(WARNING: gratuitous and possibly excessive medical detail ahead)

 

After telling The Tale Of The Growth to the nurse, med student, and dermatologist and having my thumb photographed and showcased to other doctors, the real fun began. The nurse took her position holding my thumb in place (acting as a tourniquet) and the doctor numbed my thumb with Novocain (“you’ll feel a little poke”). After that, I could neither feel nor see my thumb.

The doctor asked repeatedly whether I could feel anything as he gouged away at my thumb. It only took a couple minutes; I never felt a thing. Using forceps, he plopped my old foe the pyogenic granuloma in a sample jar. The fun didn’t stop there, though. The deep divot in my thumb needed to be cauterized to stop bleeding. Bzzt, Bzzt… and a wisp of vile smoke. Bzzzzzt. Bzzzzt. The cauterization took significantly longer than the actual removal. Bzzzt.

And it was done. The nurse bandaged my thumb thoroughly and the doctor filled me in on the follow-up: keep the dressing on for 72 hours, followed by an additional week of bandaging; keep the hand elevated as much as possible for a week; two weeks of Keflex; Codeine as needed for pain; back for a follow-up appointment in a month.

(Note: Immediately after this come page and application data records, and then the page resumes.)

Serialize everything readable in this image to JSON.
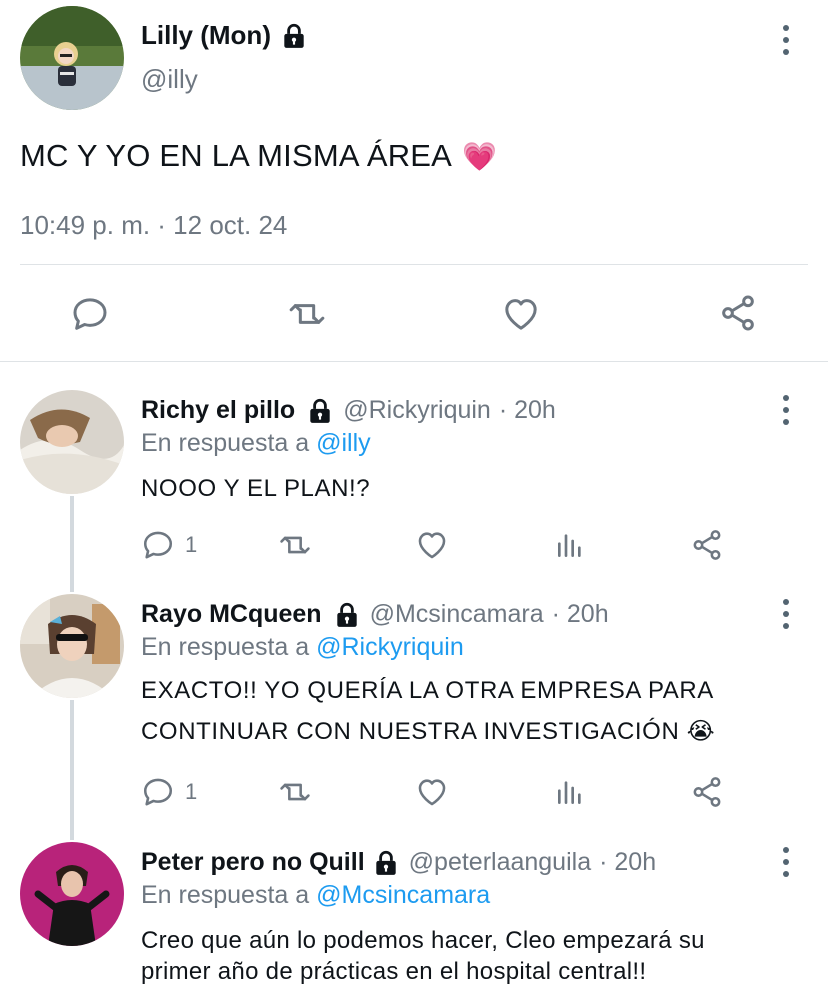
{
  "main_tweet": {
    "display_name": "Lilly (Mon)",
    "handle": "@illy",
    "text": "MC Y YO EN LA MISMA ÁREA",
    "emoji": "💗",
    "timestamp": "10:49 p. m. · 12 oct. 24"
  },
  "reply_prefix": "En respuesta a",
  "replies": [
    {
      "display_name": "Richy el pillo",
      "handle": "@Rickyriquin",
      "time": "· 20h",
      "reply_to": "@illy",
      "text_lines": [
        "NOOO Y EL PLAN!?"
      ],
      "reply_count": "1"
    },
    {
      "display_name": "Rayo MCqueen",
      "handle": "@Mcsincamara",
      "time": "· 20h",
      "reply_to": "@Rickyriquin",
      "text_lines": [
        "EXACTO!! YO QUERÍA LA OTRA EMPRESA PARA",
        "CONTINUAR CON NUESTRA INVESTIGACIÓN 😭"
      ],
      "reply_count": "1"
    },
    {
      "display_name": "Peter pero no Quill",
      "handle": "@peterlaanguila",
      "time": "· 20h",
      "reply_to": "@Mcsincamara",
      "text_lines": [
        "Creo que aún lo podemos hacer, Cleo empezará su",
        "primer año de prácticas en el hospital central!!"
      ]
    }
  ],
  "icons": {
    "reply": "reply-icon",
    "retweet": "retweet-icon",
    "like": "heart-icon",
    "share": "share-icon",
    "views": "views-icon",
    "lock": "lock-icon",
    "more": "more-icon"
  },
  "colors": {
    "link": "#1d9bf0",
    "secondary": "#6e7781",
    "divider": "#dfe3e6"
  }
}
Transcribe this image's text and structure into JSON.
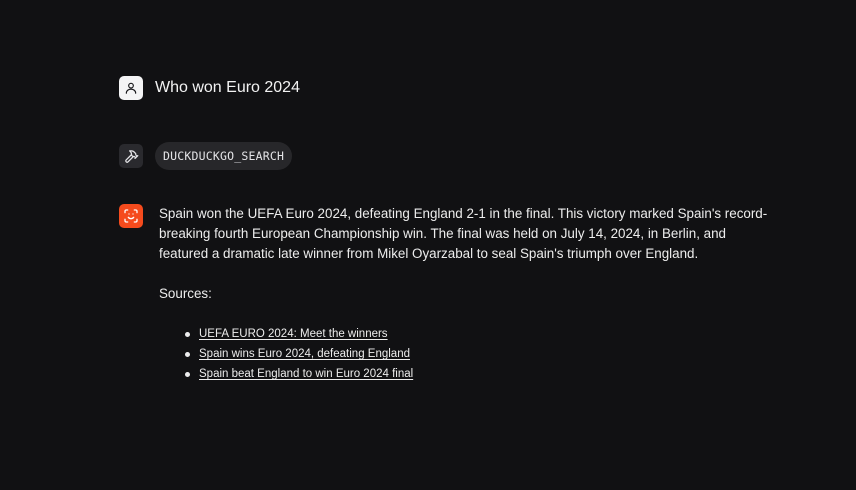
{
  "user_message": {
    "text": "Who won Euro 2024",
    "icon": "user-icon"
  },
  "tool_call": {
    "name": "DUCKDUCKGO_SEARCH",
    "icon": "hammer-icon"
  },
  "assistant_message": {
    "icon": "scan-face-icon",
    "accent_color": "#f54b1d",
    "paragraph": "Spain won the UEFA Euro 2024, defeating England 2-1 in the final. This victory marked Spain's record-breaking fourth European Championship win. The final was held on July 14, 2024, in Berlin, and featured a dramatic late winner from Mikel Oyarzabal to seal Spain's triumph over England.",
    "sources_label": "Sources:",
    "sources": [
      {
        "label": "UEFA EURO 2024: Meet the winners"
      },
      {
        "label": "Spain wins Euro 2024, defeating England"
      },
      {
        "label": "Spain beat England to win Euro 2024 final"
      }
    ]
  }
}
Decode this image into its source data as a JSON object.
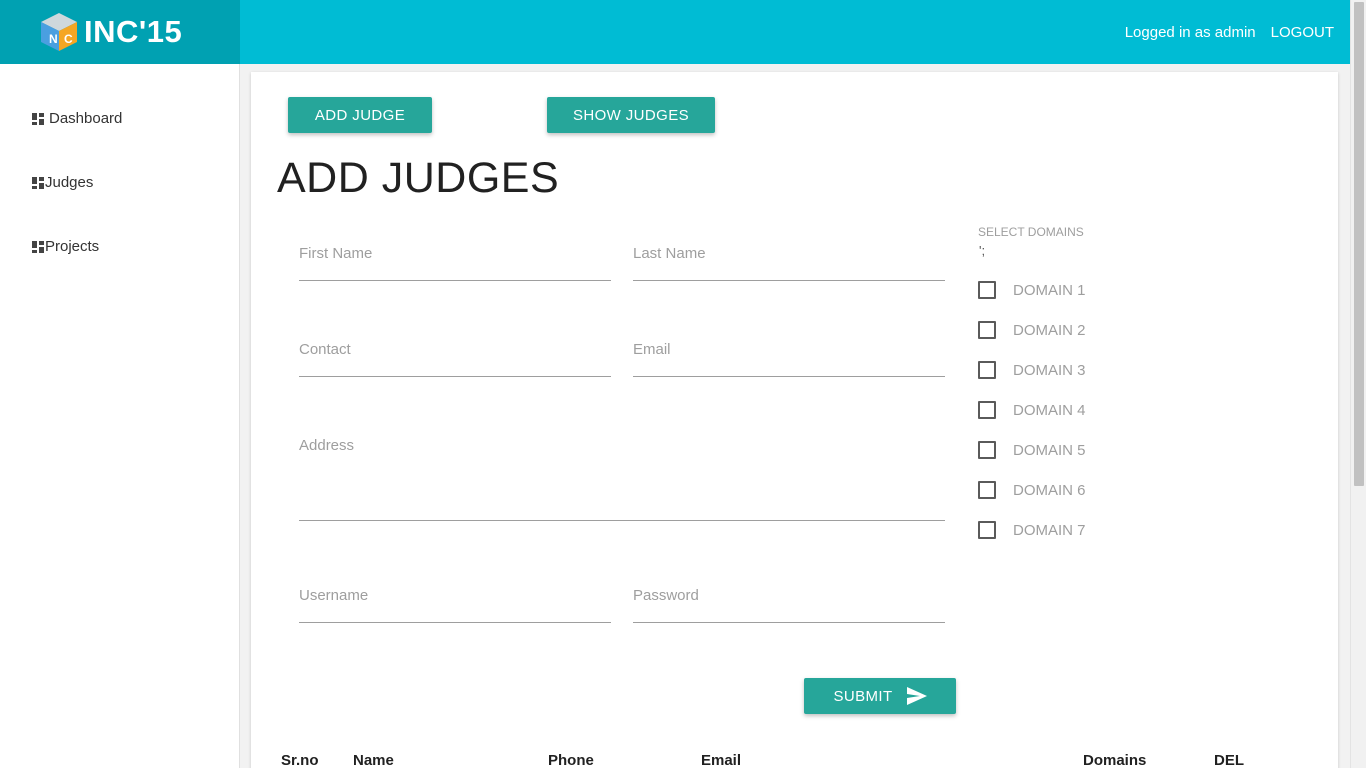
{
  "brand": {
    "name": "INC'15",
    "cube_letters": [
      "N",
      "C"
    ]
  },
  "topnav": {
    "logged_in": "Logged in as admin",
    "logout": "LOGOUT"
  },
  "sidebar": {
    "items": [
      {
        "label": "Dashboard",
        "icon": "dashboard-grid-icon"
      },
      {
        "label": "Judges",
        "icon": "dashboard-grid-icon"
      },
      {
        "label": "Projects",
        "icon": "dashboard-grid-icon"
      }
    ]
  },
  "toolbar": {
    "add_judge": "ADD JUDGE",
    "show_judges": "SHOW JUDGES"
  },
  "form": {
    "title": "ADD JUDGES",
    "first_name": {
      "placeholder": "First Name",
      "value": ""
    },
    "last_name": {
      "placeholder": "Last Name",
      "value": ""
    },
    "contact": {
      "placeholder": "Contact",
      "value": ""
    },
    "email": {
      "placeholder": "Email",
      "value": ""
    },
    "address": {
      "placeholder": "Address",
      "value": ""
    },
    "username": {
      "placeholder": "Username",
      "value": ""
    },
    "password": {
      "placeholder": "Password",
      "value": ""
    },
    "submit": "SUBMIT",
    "submit_icon": "send-icon"
  },
  "domains": {
    "label": "SELECT DOMAINS",
    "stray_text": "';",
    "items": [
      "DOMAIN 1",
      "DOMAIN 2",
      "DOMAIN 3",
      "DOMAIN 4",
      "DOMAIN 5",
      "DOMAIN 6",
      "DOMAIN 7"
    ]
  },
  "table": {
    "headers": [
      "Sr.no",
      "Name",
      "Phone",
      "Email",
      "Domains",
      "DEL"
    ]
  },
  "colors": {
    "topbar": "#00bcd4",
    "brand_bg": "#00a1b2",
    "button": "#26a69a",
    "sidebar_bg": "#ffffff"
  }
}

What will the end result be? A permanent scar in the middle of my thumb (with at least some area that has no feeling) and a 1 in 20 chance it will grow back.